A trend throughout the industry—from the OEMs right down to the Tier 3s—is the increase in lights-out or untended machining that is common to high-volume production. Customers want to be able to load up a machine, and then let it run all night by itself with only a robot tending to it. Hence, the tools have to be reliable enough to produce consistent parts time and time again, with little-to-no variability.
One of the biggest complaints from customers in the past has been the batch-to-batch variation in machinability. It was not unusual for them to get 100 parts/insert corner in batch one, then only 50 to 60 parts/corner in batch two.

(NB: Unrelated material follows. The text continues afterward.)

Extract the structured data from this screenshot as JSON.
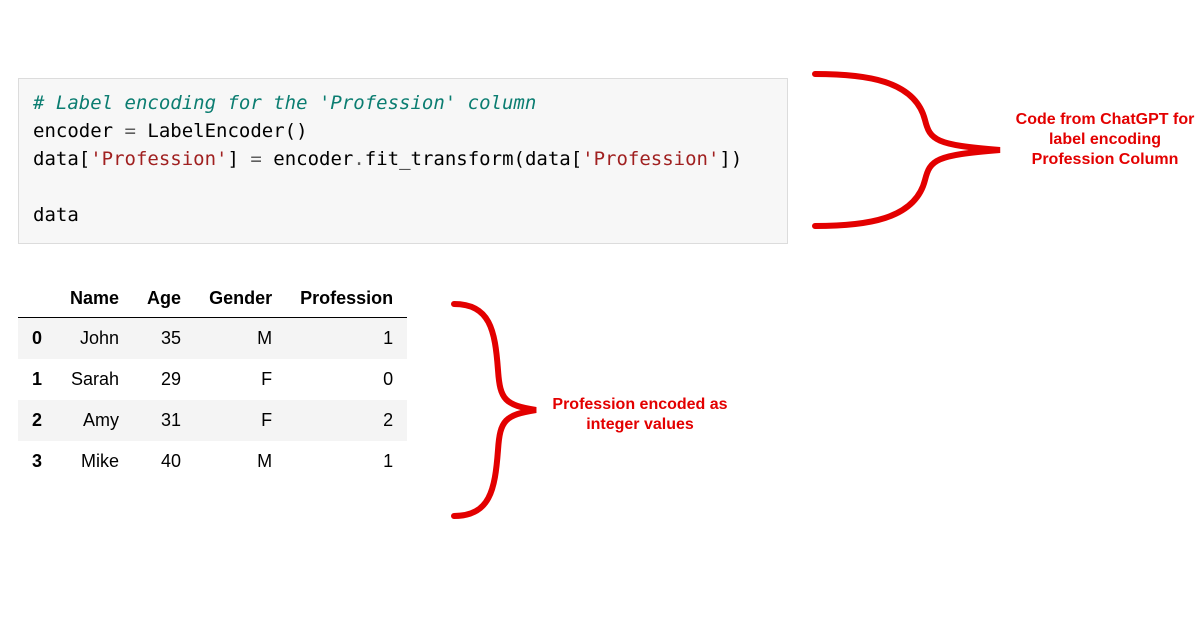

Some of this relates to the changes in composition of the iron, and some of it relates to the weather—factors that are out of the machinist's control. However, one thing many tool manufacturers have tried to do is to develop tools that can handle these variations in machinability. The goal is to offer tools that will give the customer 100 parts today, 100 parts tomorrow, and 100 parts the next day—even if machinability changes. Increased toughness and strength, combined with abrasion-resistance, will allow these new grades to adapt to the variations in material, as well as being able to handle interrupted cuts of near-net-shape component machining. The designed-in reliability eliminates the need to monitor and adjust the process for material variability.
The sheer volume of gray iron needed for the automotive industry continues to keep this a crucial market segment, despite the fact that much of this work is going overseas. To battle this trend, cutting tool manufacturers will continue to develop application-specific tools that will help to innovate processes. These new tools will meet the demands for lighter and stronger materials such as the ductile irons, CGI, and even aluminum and magnesium, which are markets that are bound to grow.
This article was first published in the February 2006 edition of Manufacturing Engineering magazine.